One of the tactics a scammer might use to steal someone’s identity is phishing. Look at the spam folder in your email and you’ll likely see thousands of examples. Unfortunately, they’re not always as easy to spot, and no spam filter is 100% accurate. Phishing also isn’t restricted to email.
In most phishing scams, the sender pretends to represent another business or service that you use. They might send a link that is made to look like a legit login page, which they then use to capture your username and password. Scammers are also increasingly using text messages and phone calls to fool users into sharing their info. A recent scam is to send fake messages that claim to be from a company’s CEO.
Increasingly, phishing scams are pretending to represent DAT.
How to protect yourself from phishing
As a partner in your company’s success, we have a shared interest in protecting our network from phishing attacks. Our customers safety and security is one of our top priorities, which is why we are investing heavily in our systems.
We hired a leading cybersecurity firm to perform a detailed assessment of these systems and found no evidence of a security breach.

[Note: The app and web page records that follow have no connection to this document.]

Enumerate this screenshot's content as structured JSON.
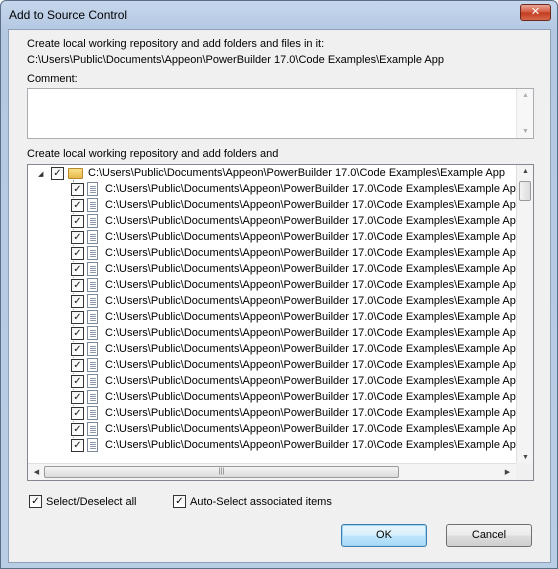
{
  "window": {
    "title": "Add to Source Control",
    "close_glyph": "✕"
  },
  "header": {
    "description": "Create local working repository and add folders and files in it:",
    "path": "C:\\Users\\Public\\Documents\\Appeon\\PowerBuilder 17.0\\Code Examples\\Example App"
  },
  "comment": {
    "label": "Comment:",
    "value": ""
  },
  "tree_section": {
    "label": "Create local working repository and add folders and",
    "root": {
      "label": "C:\\Users\\Public\\Documents\\Appeon\\PowerBuilder 17.0\\Code Examples\\Example App",
      "checked": true,
      "expanded": true
    },
    "items": [
      {
        "label": "C:\\Users\\Public\\Documents\\Appeon\\PowerBuilder 17.0\\Code Examples\\Example App\\",
        "checked": true
      },
      {
        "label": "C:\\Users\\Public\\Documents\\Appeon\\PowerBuilder 17.0\\Code Examples\\Example App\\",
        "checked": true
      },
      {
        "label": "C:\\Users\\Public\\Documents\\Appeon\\PowerBuilder 17.0\\Code Examples\\Example App\\",
        "checked": true
      },
      {
        "label": "C:\\Users\\Public\\Documents\\Appeon\\PowerBuilder 17.0\\Code Examples\\Example App\\",
        "checked": true
      },
      {
        "label": "C:\\Users\\Public\\Documents\\Appeon\\PowerBuilder 17.0\\Code Examples\\Example App\\",
        "checked": true
      },
      {
        "label": "C:\\Users\\Public\\Documents\\Appeon\\PowerBuilder 17.0\\Code Examples\\Example App\\",
        "checked": true
      },
      {
        "label": "C:\\Users\\Public\\Documents\\Appeon\\PowerBuilder 17.0\\Code Examples\\Example App\\",
        "checked": true
      },
      {
        "label": "C:\\Users\\Public\\Documents\\Appeon\\PowerBuilder 17.0\\Code Examples\\Example App\\",
        "checked": true
      },
      {
        "label": "C:\\Users\\Public\\Documents\\Appeon\\PowerBuilder 17.0\\Code Examples\\Example App\\",
        "checked": true
      },
      {
        "label": "C:\\Users\\Public\\Documents\\Appeon\\PowerBuilder 17.0\\Code Examples\\Example App\\",
        "checked": true
      },
      {
        "label": "C:\\Users\\Public\\Documents\\Appeon\\PowerBuilder 17.0\\Code Examples\\Example App\\",
        "checked": true
      },
      {
        "label": "C:\\Users\\Public\\Documents\\Appeon\\PowerBuilder 17.0\\Code Examples\\Example App\\",
        "checked": true
      },
      {
        "label": "C:\\Users\\Public\\Documents\\Appeon\\PowerBuilder 17.0\\Code Examples\\Example App\\",
        "checked": true
      },
      {
        "label": "C:\\Users\\Public\\Documents\\Appeon\\PowerBuilder 17.0\\Code Examples\\Example App\\",
        "checked": true
      },
      {
        "label": "C:\\Users\\Public\\Documents\\Appeon\\PowerBuilder 17.0\\Code Examples\\Example App\\",
        "checked": true
      },
      {
        "label": "C:\\Users\\Public\\Documents\\Appeon\\PowerBuilder 17.0\\Code Examples\\Example App\\",
        "checked": true
      },
      {
        "label": "C:\\Users\\Public\\Documents\\Appeon\\PowerBuilder 17.0\\Code Examples\\Example App\\",
        "checked": true
      }
    ],
    "icons": {
      "root": "folder-open-icon",
      "item": "file-icon",
      "expander": "collapse-triangle-icon"
    },
    "scroll_glyphs": {
      "up": "▲",
      "down": "▼",
      "left": "◀",
      "right": "▶",
      "grip": "|||"
    }
  },
  "options": {
    "select_all": {
      "label": "Select/Deselect all",
      "checked": true
    },
    "auto_select": {
      "label": "Auto-Select associated items",
      "checked": true
    }
  },
  "buttons": {
    "ok": "OK",
    "cancel": "Cancel"
  }
}
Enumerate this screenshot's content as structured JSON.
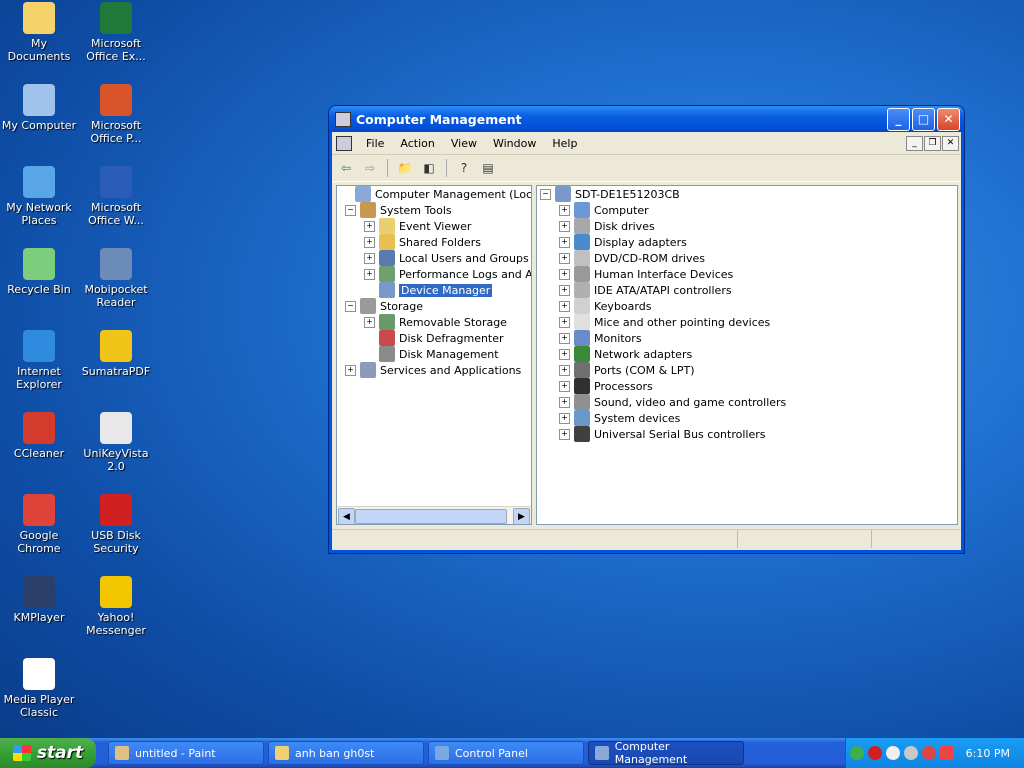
{
  "desktop": {
    "icons": [
      {
        "label": "My Documents",
        "icon": "my-documents-icon",
        "color": "#f5d36a"
      },
      {
        "label": "Microsoft Office Ex...",
        "icon": "excel-icon",
        "color": "#1f7a3a"
      },
      {
        "label": "My Computer",
        "icon": "my-computer-icon",
        "color": "#9fc3ea"
      },
      {
        "label": "Microsoft Office P...",
        "icon": "powerpoint-icon",
        "color": "#d9542b"
      },
      {
        "label": "My Network Places",
        "icon": "network-places-icon",
        "color": "#58a6e6"
      },
      {
        "label": "Microsoft Office W...",
        "icon": "word-icon",
        "color": "#2a5cb8"
      },
      {
        "label": "Recycle Bin",
        "icon": "recycle-bin-icon",
        "color": "#7ccd7c"
      },
      {
        "label": "Mobipocket Reader",
        "icon": "mobipocket-icon",
        "color": "#6b8bb8"
      },
      {
        "label": "Internet Explorer",
        "icon": "internet-explorer-icon",
        "color": "#2e8be0"
      },
      {
        "label": "SumatraPDF",
        "icon": "sumatrapdf-icon",
        "color": "#f0c419"
      },
      {
        "label": "CCleaner",
        "icon": "ccleaner-icon",
        "color": "#d33b2c"
      },
      {
        "label": "UniKeyVista 2.0",
        "icon": "unikey-icon",
        "color": "#e8e8e8"
      },
      {
        "label": "Google Chrome",
        "icon": "chrome-icon",
        "color": "#e0433a"
      },
      {
        "label": "USB Disk Security",
        "icon": "usb-security-icon",
        "color": "#d02020"
      },
      {
        "label": "KMPlayer",
        "icon": "kmplayer-icon",
        "color": "#2a3f6a"
      },
      {
        "label": "Yahoo! Messenger",
        "icon": "yahoo-messenger-icon",
        "color": "#f2c600"
      },
      {
        "label": "Media Player Classic",
        "icon": "media-player-classic-icon",
        "color": "#ffffff"
      }
    ]
  },
  "window": {
    "title": "Computer Management",
    "menu": [
      "File",
      "Action",
      "View",
      "Window",
      "Help"
    ],
    "tree_root": "Computer Management (Local)",
    "tree": [
      {
        "label": "System Tools",
        "level": 1,
        "exp": "-"
      },
      {
        "label": "Event Viewer",
        "level": 2,
        "exp": "+"
      },
      {
        "label": "Shared Folders",
        "level": 2,
        "exp": "+"
      },
      {
        "label": "Local Users and Groups",
        "level": 2,
        "exp": "+"
      },
      {
        "label": "Performance Logs and Alerts",
        "level": 2,
        "exp": "+"
      },
      {
        "label": "Device Manager",
        "level": 2,
        "exp": "",
        "selected": true
      },
      {
        "label": "Storage",
        "level": 1,
        "exp": "-"
      },
      {
        "label": "Removable Storage",
        "level": 2,
        "exp": "+"
      },
      {
        "label": "Disk Defragmenter",
        "level": 2,
        "exp": ""
      },
      {
        "label": "Disk Management",
        "level": 2,
        "exp": ""
      },
      {
        "label": "Services and Applications",
        "level": 1,
        "exp": "+"
      }
    ],
    "device_root": "SDT-DE1E51203CB",
    "devices": [
      "Computer",
      "Disk drives",
      "Display adapters",
      "DVD/CD-ROM drives",
      "Human Interface Devices",
      "IDE ATA/ATAPI controllers",
      "Keyboards",
      "Mice and other pointing devices",
      "Monitors",
      "Network adapters",
      "Ports (COM & LPT)",
      "Processors",
      "Sound, video and game controllers",
      "System devices",
      "Universal Serial Bus controllers"
    ]
  },
  "taskbar": {
    "start_label": "start",
    "tasks": [
      {
        "label": "untitled - Paint",
        "icon": "paint-icon",
        "active": false
      },
      {
        "label": "anh ban gh0st",
        "icon": "folder-icon",
        "active": false
      },
      {
        "label": "Control Panel",
        "icon": "control-panel-icon",
        "active": false
      },
      {
        "label": "Computer Management",
        "icon": "computer-management-icon",
        "active": true
      }
    ],
    "clock": "6:10 PM"
  }
}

In order to arm our users with more protections, we recently instituted new password requirements to combat phishing attacks, and we’ll soon be instituting multi-form authentication for all DAT accounts.
While we are putting processes in place that make it more difficult for a phishing scammer to access a compromised account, there are still measures you need to take to ensure your DAT accounts are never compromised.
Below are a few best practices to avoid phishing scams:
- Report and delete requests for personal information and passwords (DAT will never call, email, or text individual users requesting their passwords for any reason).
- Do not download files that you do not know – any official communication from DAT will come from an email address that is (at)DAT.com (some scams might attempt to disguise the address as a legitimate one, but you can hover over the link to confirm).
- Be on the lookout for suspicious hyperlinks. If you receive an email asking you to log into your account, go directly to DAT.com.
- Report the fraudulent communication through your organization’s security team and/or email service provider.
- Use longer, complex passphrases – the longer the password, the more difficult to crack.
- Do not share or write down passwords.
- Set a lockout for unsuccessful login attempts.
- Secure your devices.
- Only access secure and safe websites (refer to your organization’s Acceptable Use Policy).
- Utilize firewalls to manage access.
- Turn on email filters.
- Avoid using personal devices.
If you believe you have received a phishing email impersonating DAT, please let us know by sending a screenshot or send us the details in a new email. DO NOT forward the actual phishing email you’ve received from a bad actor.
Other types of cargo fraud
Cargo theft – Scammers who pretend to be trucking companies to take advantage of shippers and brokers by picking up freight and disappearing, stealing the cargo.
Fuel advance scam – When a fraudster steals the identity of a trucking company, books a load with a broker, then requests and receives a fuel advance from the brokerage. Once they receive the money, they disappear, leaving the broker to find another carrier to move the freight. In more egregious cases, they pick up the load and hold it ransom, demanding more money.
Driver-in-need scam / repair costs – This scam generally occurs in truck stops when someone poses as a driver in need of money for repairs. He or she finds out who the broker is by loitering in truck stops and eavesdropping on conversations.
Loads held for payment – This can occur when the carrier decides they want more money for moving the load.
Non-payment of a freight bill – A legitimate carrier hauls a load but does not get paid.
TONU (truck order not used) – A broker books a truck to haul a load, and when the truck arrives they find another carrier has already picked it up.
Think you’re the victim of fraud? Report it to our Network Governance team.